Unless the company responds quickly to concerns about iCloud security, and shows public concern for people impacted by the hack, the company risks doing permanent damage to its reputation, say two crisis-management experts.
"This is a big skirmish for Apple and will depend on the next couple of days what they do whether it will turn into a real disaster," said Andrew Gilman, president and chief executive of CommCore Consulting.
Apple's next move is critical for the company's standing among consumers, said Gilman in an interview with CNBC.
"Apple needs to do three or four things. First, show care and concern for the celebrities who have had their phones and data hacked. Second, use any and all social media channels to send out information to their fans. And third, actively investigate," Gilman said.

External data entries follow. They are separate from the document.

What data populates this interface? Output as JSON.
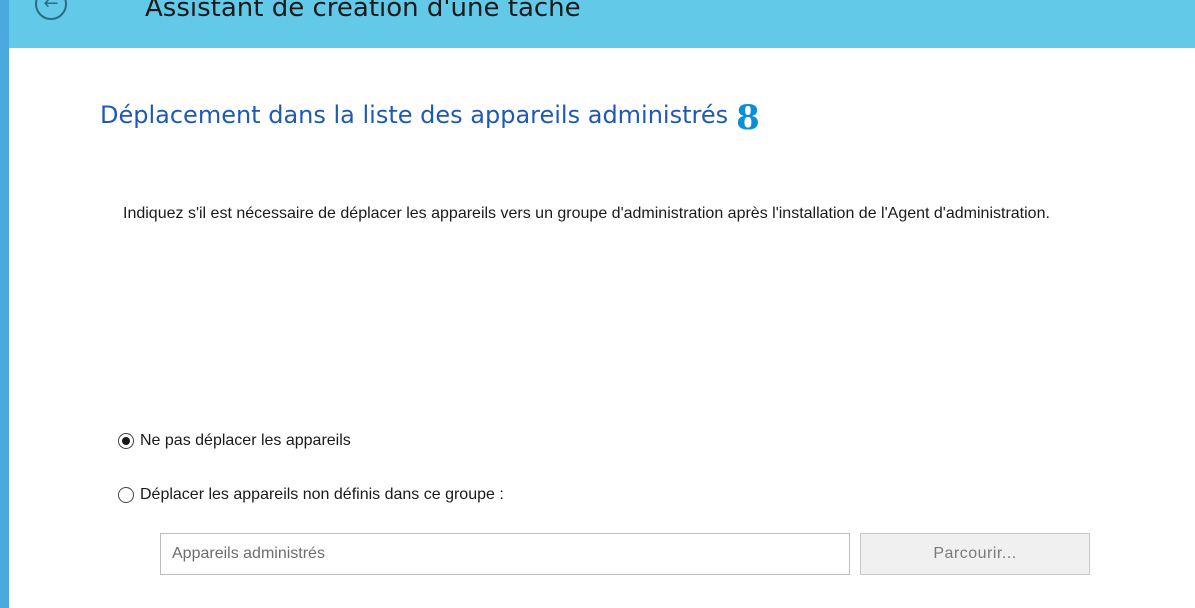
{
  "window": {
    "title": "Assistant de création d'une tâche",
    "back_icon": "back-arrow-icon"
  },
  "page": {
    "title": "Déplacement dans la liste des appareils administrés",
    "step_number": "8",
    "description": "Indiquez s'il est nécessaire de déplacer les appareils vers un groupe d'administration après l'installation de l'Agent d'administration."
  },
  "options": [
    {
      "label": "Ne pas déplacer les appareils",
      "checked": true
    },
    {
      "label": "Déplacer les appareils non définis dans ce groupe :",
      "checked": false
    }
  ],
  "group_field": {
    "value": "Appareils administrés",
    "enabled": false
  },
  "browse_button": {
    "label": "Parcourir..."
  },
  "colors": {
    "titlebar": "#62c9e8",
    "page_title": "#1f59b8",
    "step_number": "#0a8fd6"
  }
}
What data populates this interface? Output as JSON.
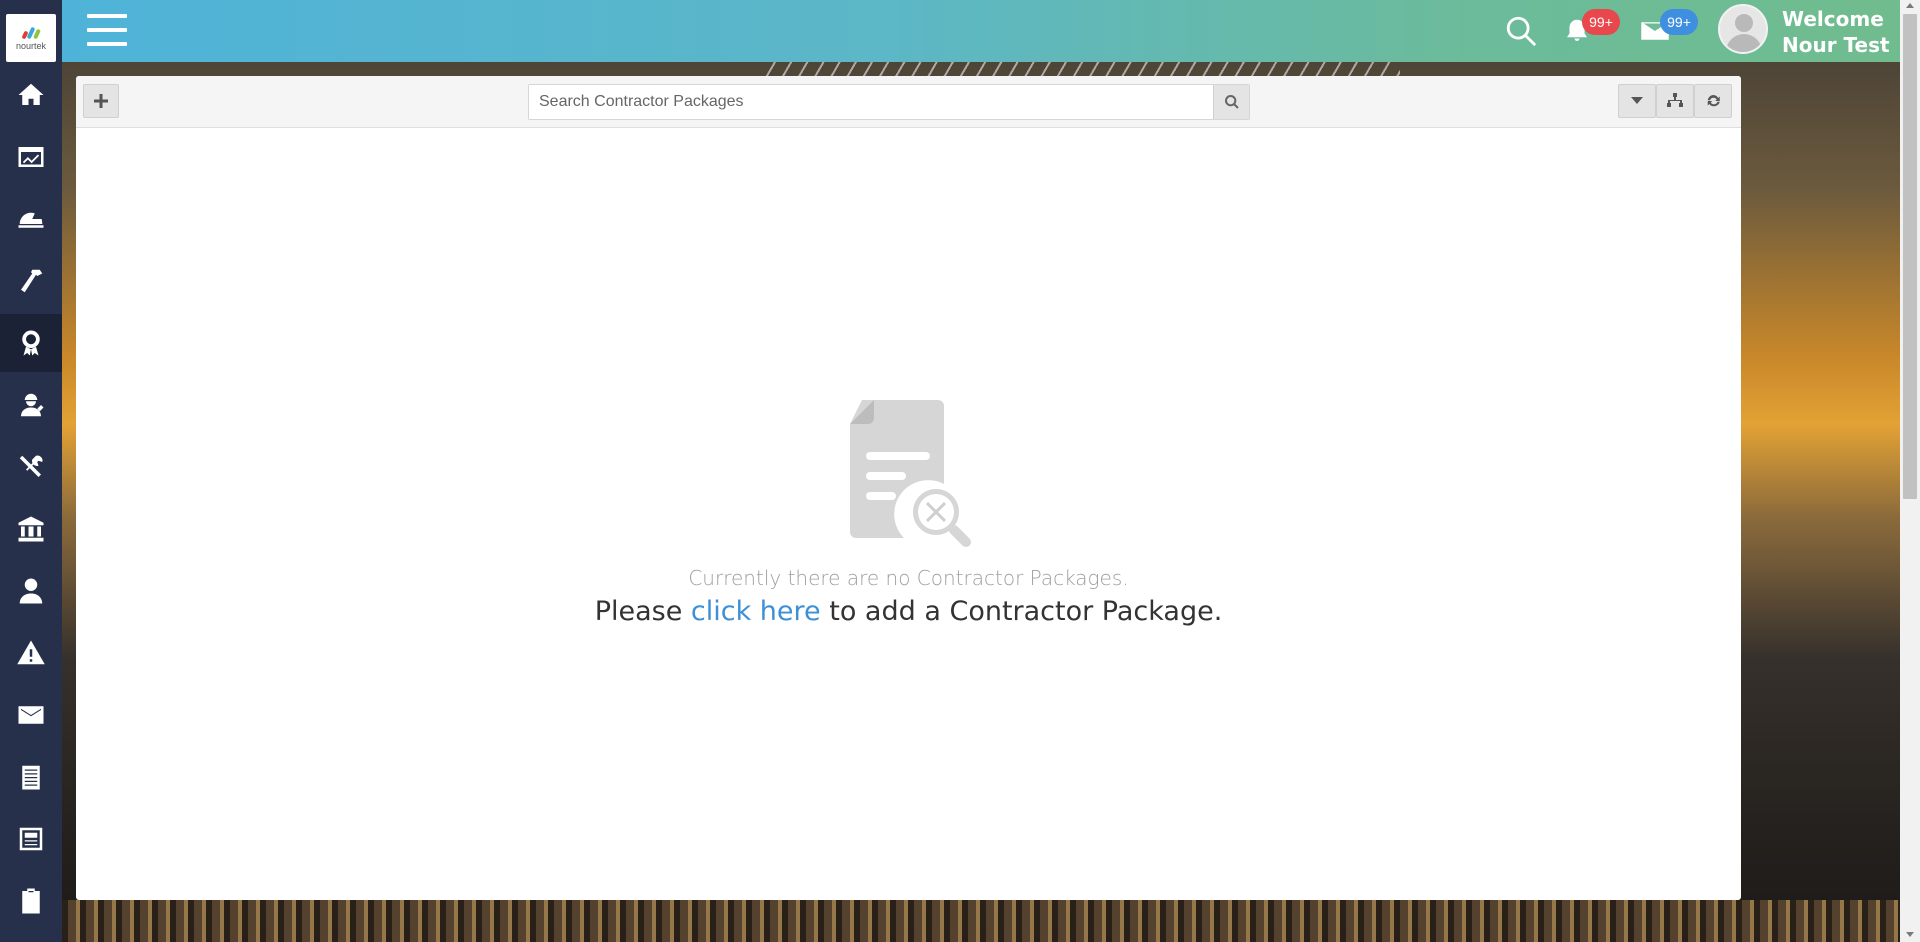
{
  "app": {
    "logo_text": "nourtek"
  },
  "sidebar": {
    "items": [
      {
        "name": "home-icon"
      },
      {
        "name": "dashboard-icon"
      },
      {
        "name": "helmet-icon"
      },
      {
        "name": "hammer-icon"
      },
      {
        "name": "award-icon",
        "active": true
      },
      {
        "name": "worker-icon"
      },
      {
        "name": "tools-icon"
      },
      {
        "name": "bank-icon"
      },
      {
        "name": "user-icon"
      },
      {
        "name": "warning-icon"
      },
      {
        "name": "mail-icon"
      },
      {
        "name": "notepad-icon"
      },
      {
        "name": "newspaper-icon"
      },
      {
        "name": "clipboard-icon"
      }
    ]
  },
  "header": {
    "notifications_badge": "99+",
    "messages_badge": "99+",
    "welcome_line1": "Welcome",
    "welcome_line2": "Nour Test"
  },
  "toolbar": {
    "search_placeholder": "Search Contractor Packages"
  },
  "empty_state": {
    "message": "Currently there are no Contractor Packages.",
    "cta_prefix": "Please ",
    "cta_link": "click here",
    "cta_suffix": " to add a Contractor Package."
  },
  "colors": {
    "sidebar_bg": "#26304a",
    "header_gradient_start": "#4fb3d9",
    "header_gradient_end": "#70bc8e",
    "badge_red": "#e8474b",
    "badge_blue": "#3f8fe0",
    "link": "#3d8fd6"
  }
}
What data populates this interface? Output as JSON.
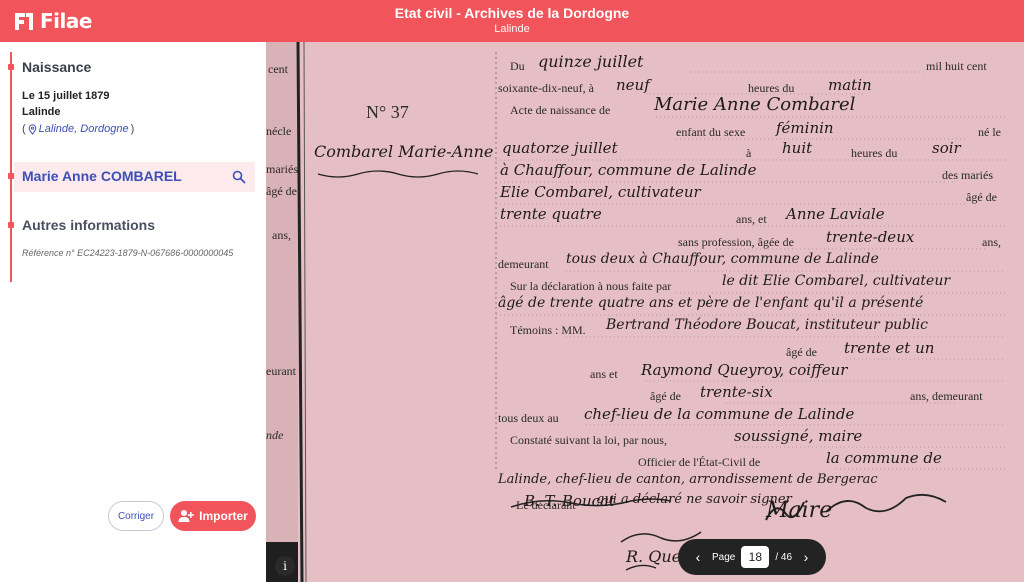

"This is a big hit today to Apple's reputation, the question is how quickly they can do damage control and whether people use their own social media channels and start throwing away their fabulous iPhones for something else," he said.
The latest security breaches also raises concern on the safety of Apple's iCloud software.
"Until a long time goes by without a [security] breach of this sort no one is going to feel comfortable," said Eric Dezenhall, president and chief executive of Dezenhall Resources.
"This is a matter of hardening technology. Until that happens, people will be rightly insecure about uploading their photographs anywhere" Dezenhall said.
An email sent to an Apple spokesperson wasn't returned, but Apple issued a statement Tuesday afternoon.
"After more than 40 hours of investigation, we have discovered that certain celebrity accounts were compromised by a very targeted attack on user names, passwords and security questions, a practice that has become all too common on the Internet. None of the cases we have investigated has resulted from any breach in any of Apple's systems including iCloud® or Find my iPhone. We are continuing to work with law enforcement to help identify the criminals involved," the company said.
—By CNBC's Bree Kelly